Avoid sunbeds – these make the skin dry, lax and wrinkled and increase the risk of skin cancer.
Are any of us more at risk than others?
Now there’s a good question – and the short answer is: anyone can get skin cancer. But, you should be extra careful if you:
- Have a family history of skin cancer
- Have red or fair hair, with light coloured skin and eyes
- Have a large number of freckles or moles (over 50)
- Suffer from inflammatory diseases
- Have a weakened immune system
- Feel you have fair skin which burns easily and peels
- Work outside/spend a lot of time outside
- Have suffered previously with sunburn or use sunbeds
How to spot a “suspect” mole – and what to have checked – take note!
- Raised and/or enlarged moles
- Any colour changes
- Irregular, jagged, uneven edges or borders
- A mole with a diameter of more than 6mm and a mole where one half is different to the other.
Take special care of the kids – protecting them at an early age can reduce the risk of skin cancer developing later
It might not be easy, but where possible, encourage them to play in the shade.
Cover up with loose clothes to protect their shoulders etc.
Hats are a must to protect the face, scalp, ears and neck.

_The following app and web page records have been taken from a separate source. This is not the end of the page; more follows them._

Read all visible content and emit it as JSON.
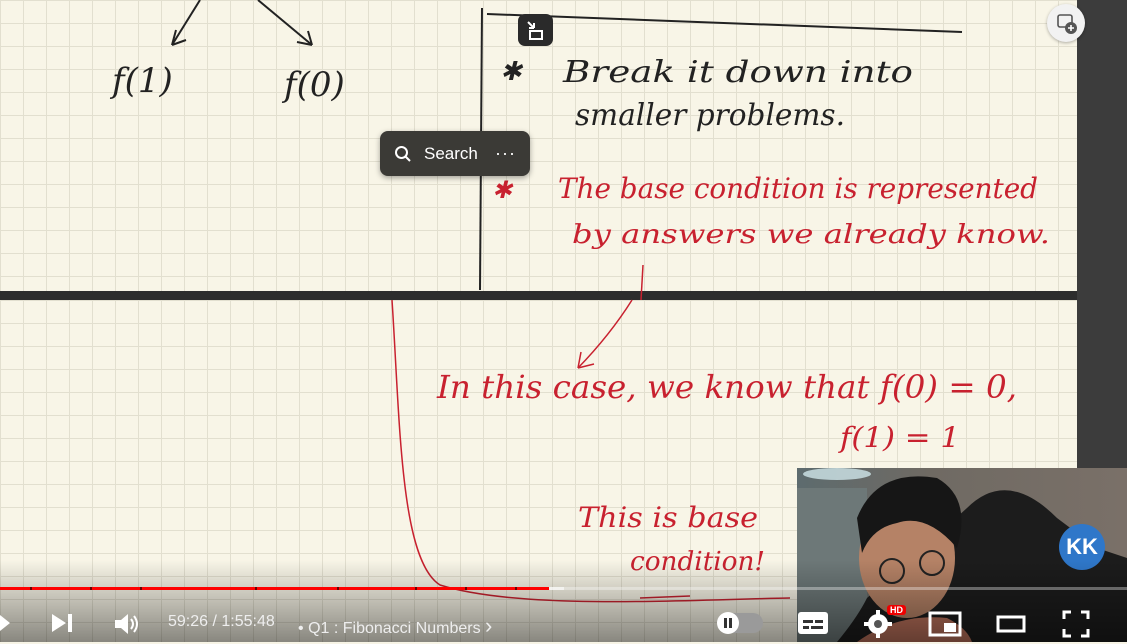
{
  "board": {
    "top_left_labels": [
      "f(1)",
      "f(0)"
    ],
    "note_line1": "Break it down into",
    "note_line2": "smaller problems.",
    "base_line1": "The base condition is represented",
    "base_line2": "by answers we already know.",
    "case_line1": "In this case, we know that f(0) = 0,",
    "case_line2": "f(1) = 1",
    "base_label1": "This is base",
    "base_label2": "condition!"
  },
  "search_popup": {
    "label": "Search",
    "more": "···",
    "icon": "search-icon"
  },
  "player": {
    "time": "59:26 / 1:55:48",
    "chapter_separator": "•",
    "chapter": "Q1 : Fibonacci Numbers",
    "chapter_chevron": "›",
    "hd_badge": "HD",
    "progress_played_fraction": 0.487,
    "progress_buffered_fraction": 0.5,
    "accent_color": "#ff0000",
    "icons": [
      "play-icon",
      "next-icon",
      "volume-icon",
      "autoplay-toggle",
      "subtitles-icon",
      "settings-icon",
      "miniplayer-icon",
      "theater-icon",
      "fullscreen-icon"
    ]
  },
  "pip": {
    "channel_logo": "KK"
  }
}
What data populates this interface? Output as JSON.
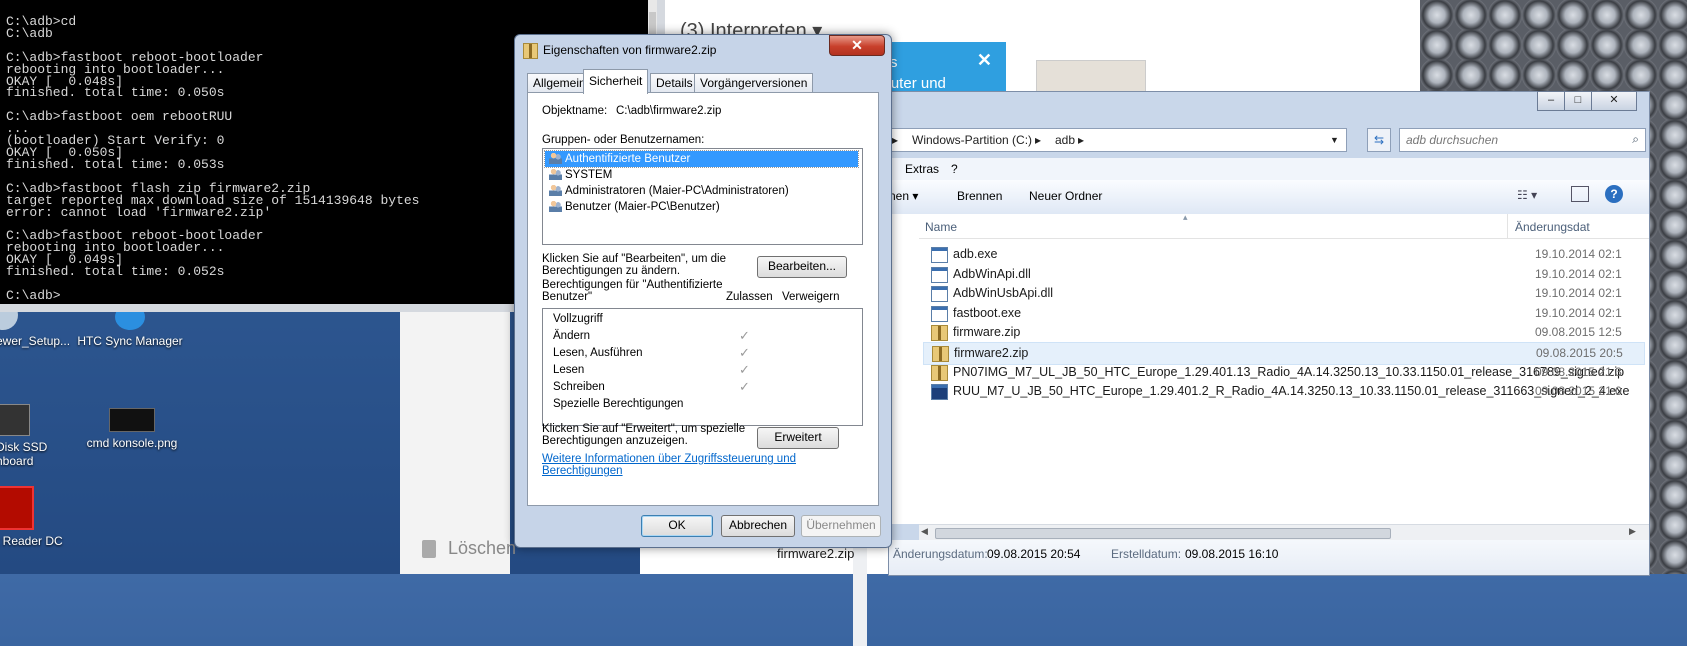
{
  "cmd": {
    "lines": [
      "C:\\adb>cd",
      "C:\\adb",
      "",
      "C:\\adb>fastboot reboot-bootloader",
      "rebooting into bootloader...",
      "OKAY [  0.048s]",
      "finished. total time: 0.050s",
      "",
      "C:\\adb>fastboot oem rebootRUU",
      "...",
      "(bootloader) Start Verify: 0",
      "OKAY [  0.050s]",
      "finished. total time: 0.053s",
      "",
      "C:\\adb>fastboot flash zip firmware2.zip",
      "target reported max download size of 1514139648 bytes",
      "error: cannot load 'firmware2.zip'",
      "",
      "C:\\adb>fastboot reboot-bootloader",
      "rebooting into bootloader...",
      "OKAY [  0.049s]",
      "finished. total time: 0.052s",
      "",
      "C:\\adb>"
    ]
  },
  "desktop": {
    "icons": [
      {
        "label": "ewer_Setup..."
      },
      {
        "label": "HTC Sync Manager"
      },
      {
        "label": "Disk SSD\nhboard"
      },
      {
        "label": "cmd konsole.png"
      },
      {
        "label": "t Reader DC"
      }
    ]
  },
  "browser": {
    "heading": "(3) Interpreten ▾",
    "tip_text": "chts\nmputer und\nhalten",
    "tip_close": "✕",
    "delete_label": "Löschen"
  },
  "explorer": {
    "breadcrumb": [
      "Windows-Partition (C:)",
      "adb"
    ],
    "search_placeholder": "adb durchsuchen",
    "menu": [
      "Extras",
      "?"
    ],
    "toolbar": {
      "organize": "nen ▾",
      "burn": "Brennen",
      "new_folder": "Neuer Ordner"
    },
    "columns": {
      "name": "Name",
      "date": "Änderungsdat"
    },
    "files": [
      {
        "name": "adb.exe",
        "date": "19.10.2014 02:1",
        "type": "exe"
      },
      {
        "name": "AdbWinApi.dll",
        "date": "19.10.2014 02:1",
        "type": "dll"
      },
      {
        "name": "AdbWinUsbApi.dll",
        "date": "19.10.2014 02:1",
        "type": "dll"
      },
      {
        "name": "fastboot.exe",
        "date": "19.10.2014 02:1",
        "type": "exe"
      },
      {
        "name": "firmware.zip",
        "date": "09.08.2015 12:5",
        "type": "zip"
      },
      {
        "name": "firmware2.zip",
        "date": "09.08.2015 20:5",
        "type": "zip"
      },
      {
        "name": "PN07IMG_M7_UL_JB_50_HTC_Europe_1.29.401.13_Radio_4A.14.3250.13_10.33.1150.01_release_316789_signed.zip",
        "date": "09.08.2015 21:3",
        "type": "zip"
      },
      {
        "name": "RUU_M7_U_JB_50_HTC_Europe_1.29.401.2_R_Radio_4A.14.3250.13_10.33.1150.01_release_311663_signed_2_4.exe",
        "date": "09.08.2015 21:0",
        "type": "ruu"
      }
    ],
    "details": {
      "filename": "firmware2.zip",
      "modified_label": "Änderungsdatum:",
      "modified_value": "09.08.2015 20:54",
      "created_label": "Erstelldatum:",
      "created_value": "09.08.2015 16:10"
    }
  },
  "dialog": {
    "title": "Eigenschaften von firmware2.zip",
    "close": "✕",
    "tabs": [
      "Allgemein",
      "Sicherheit",
      "Details",
      "Vorgängerversionen"
    ],
    "object_label": "Objektname:",
    "object_value": "C:\\adb\\firmware2.zip",
    "groups_label": "Gruppen- oder Benutzernamen:",
    "users": [
      "Authentifizierte Benutzer",
      "SYSTEM",
      "Administratoren (Maier-PC\\Administratoren)",
      "Benutzer (Maier-PC\\Benutzer)"
    ],
    "edit_hint": "Klicken Sie auf \"Bearbeiten\", um die\nBerechtigungen zu ändern.",
    "edit_button": "Bearbeiten...",
    "perm_label": "Berechtigungen für \"Authentifizierte\nBenutzer\"",
    "allow_label": "Zulassen",
    "deny_label": "Verweigern",
    "permissions": [
      {
        "name": "Vollzugriff",
        "allow": false
      },
      {
        "name": "Ändern",
        "allow": true
      },
      {
        "name": "Lesen, Ausführen",
        "allow": true
      },
      {
        "name": "Lesen",
        "allow": true
      },
      {
        "name": "Schreiben",
        "allow": true
      },
      {
        "name": "Spezielle Berechtigungen",
        "allow": false
      }
    ],
    "check_glyph": "✓",
    "advanced_hint": "Klicken Sie auf \"Erweitert\", um spezielle\nBerechtigungen anzuzeigen.",
    "advanced_button": "Erweitert",
    "more_info_link": "Weitere Informationen über Zugriffssteuerung und Berechtigungen",
    "ok": "OK",
    "cancel": "Abbrechen",
    "apply": "Übernehmen"
  }
}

If your little one chooses a cap, remember to cover any exposed areas regularly with sunscreen
To convince them to wear sunglasses, tell them they look “cool” in them.
Use a children’s sunscreen with an SPF of at least 15 – keep slapping it on and make sure you’ve covered the tender areas such as the tops of the ears, nose and the tops of their feet. If they are water babies and enjoy a splash around, ensure you use waterproof sun protection. Reapply sunscreen EVERY time the kids have been in water, swimming or playing, even if the sunscreen is marked as waterproof. All sunscreens, even waterproof ones, lose their effectiveness after becoming wet, so always reapply.
You will find further interesting reading on the BAPRAS website – for those of you who are not familiar with BAPRAS, it is – The British Association of Plastic, Reconstructive and Aesthetic Surgeons, known as the voice of plastic surgery in the UK.
Finally – enjoy the sun, it’s good for us, good for our bones too! But, understand it and what it can do…
If you have any concerns or questions about your moles or freckles, feel free to pick up the phone and give us a call. We would be happy to see you and if there’s anything at all which seems a little worrying, we’ll be able to discuss the options available to you for treatment.